Putting yourself and your personal interests before the company will label you as a traitor, not to be trusted, and not to be invested in. Asking yourself how you would deal with issues if you had ownership will immediately tell you which fights are worth fighting.
The closer you bring yourself into the appearance of alignment through your daily actions and choices, the more favorable the company's opinions of you will be, and the more secure your job will be. How will you know? Those who are seen as being openly in alignment are the ones who gain recognition, favor, and promotionseven if they don't have the best skills. Maybe I'd better hit you with that one again: those are the ones who get ahead regardless of their skills or performance.
Highly skilled employees, with seemingly great value to their organizations, are let go every day because they are perceived to be a potential risk and cannot be trusted. Conversely, employees are being promoted who don't have the best skills and may even have to be taught how to do the job, at great expense and time, because they appear to be in alignment and the company feels they can be trusted over others.

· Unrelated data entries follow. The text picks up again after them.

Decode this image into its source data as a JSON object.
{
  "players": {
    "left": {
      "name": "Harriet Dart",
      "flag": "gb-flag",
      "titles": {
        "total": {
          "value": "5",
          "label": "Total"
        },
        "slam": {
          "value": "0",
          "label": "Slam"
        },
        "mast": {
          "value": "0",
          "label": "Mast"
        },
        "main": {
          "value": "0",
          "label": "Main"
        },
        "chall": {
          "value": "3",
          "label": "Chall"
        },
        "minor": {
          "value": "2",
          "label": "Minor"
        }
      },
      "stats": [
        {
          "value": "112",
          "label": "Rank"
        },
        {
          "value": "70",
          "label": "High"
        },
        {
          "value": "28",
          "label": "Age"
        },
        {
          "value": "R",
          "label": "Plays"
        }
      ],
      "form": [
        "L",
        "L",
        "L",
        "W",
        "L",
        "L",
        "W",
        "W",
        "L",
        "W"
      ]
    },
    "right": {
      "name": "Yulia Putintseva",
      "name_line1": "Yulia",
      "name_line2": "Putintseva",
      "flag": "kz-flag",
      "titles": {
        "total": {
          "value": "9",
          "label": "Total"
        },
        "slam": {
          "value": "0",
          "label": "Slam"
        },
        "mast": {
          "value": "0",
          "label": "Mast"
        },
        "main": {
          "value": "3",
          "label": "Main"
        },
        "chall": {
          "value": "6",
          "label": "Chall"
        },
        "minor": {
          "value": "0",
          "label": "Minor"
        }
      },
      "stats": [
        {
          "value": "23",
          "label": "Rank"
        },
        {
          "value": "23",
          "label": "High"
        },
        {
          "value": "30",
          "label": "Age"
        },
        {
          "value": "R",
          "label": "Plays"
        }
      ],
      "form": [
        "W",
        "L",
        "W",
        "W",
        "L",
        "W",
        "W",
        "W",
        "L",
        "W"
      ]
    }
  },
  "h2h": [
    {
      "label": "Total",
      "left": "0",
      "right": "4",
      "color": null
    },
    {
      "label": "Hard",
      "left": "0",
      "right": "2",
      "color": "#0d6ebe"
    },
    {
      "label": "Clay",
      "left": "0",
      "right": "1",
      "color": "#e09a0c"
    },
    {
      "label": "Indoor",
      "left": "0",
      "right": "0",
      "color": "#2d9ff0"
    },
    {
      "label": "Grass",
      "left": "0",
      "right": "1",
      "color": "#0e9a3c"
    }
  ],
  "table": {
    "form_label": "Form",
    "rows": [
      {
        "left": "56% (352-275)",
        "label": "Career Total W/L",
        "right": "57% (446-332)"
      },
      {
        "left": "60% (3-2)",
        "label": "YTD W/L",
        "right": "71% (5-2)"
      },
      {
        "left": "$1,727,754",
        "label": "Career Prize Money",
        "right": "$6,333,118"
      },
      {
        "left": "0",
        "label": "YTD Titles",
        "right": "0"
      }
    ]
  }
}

Anyone can learn skills. Companies are looking for something more. They are looking for those who appear to value everything thecompany values. The only things they have to go on are your outward actionsyour behaviors.

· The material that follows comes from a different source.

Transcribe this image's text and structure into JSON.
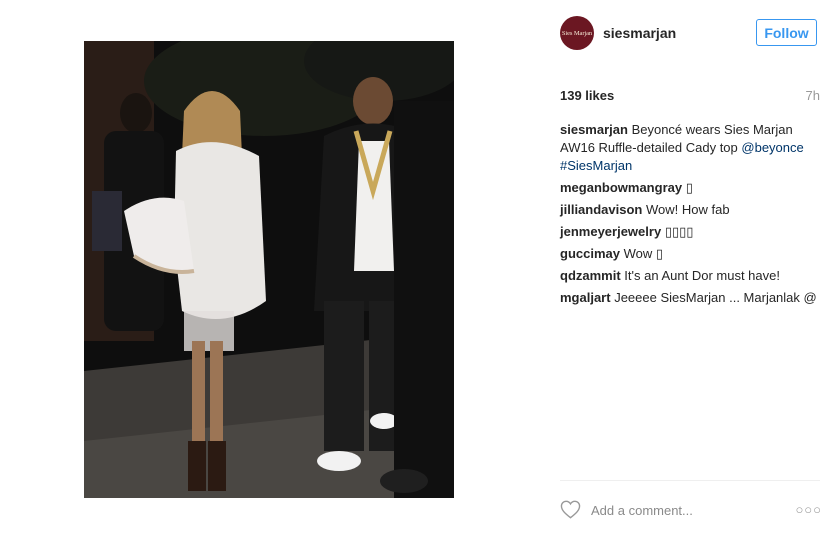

All that's missing is an understanding of the secret behaviors all companies reward and promote, along with the ones companies view as a liability. These next few chapters will give you the behaviors to avoid, along with the ones that will showcase your value and open all doors in your path.
Get ready; your view of corporate America, and your place in it, is about to change.
KEY POINTS FOR JOB PROTECTION
1. Don't assume that because no one has said anything to you that everything is fine and your job is safe.
2. You need to know the signs of a job in jeopardy and take action immediately if any surface.
3. "The law" cannot protect you, so don't rely on it. A company can always find ways around the law if it wants to. Your best protection is:
looking at things through the mind-set of an owner. This will help you know what to focus on, and more importantly, what to avoid;
making sure your outward actions match the ideal perception you'd like the company to have of you;
cultivating the appearance of alignment with what the company truly values and rewards, not what it gives lip-service to.
4. If you've been laid off, downsized, or reorganized, start examining where you might have gone wrong so it doesn't happen in the future. These occurrences are very rarely benign.
5. No matter what your title, industry, or position, your number-one job is to keep your job, to protect all you've worked for, and achieve the success and recognition you deserve. Stop whatever else you're doing and make sure you aren't doing any of the things mentioned in the next chapter.
They are the secret career killers.
CORPORATE CONFIDENTIAL. Copyright © 2005 by Cynthia Shapiro. All rights reserved. No part of this book may be used or reproduced in any manner whatsoever without written permission except in the case of brief quotations embodied in critical articles or reviews. For information, address St. Martin's Press, 175 Fifth Avenue, New York, N.Y. 10010.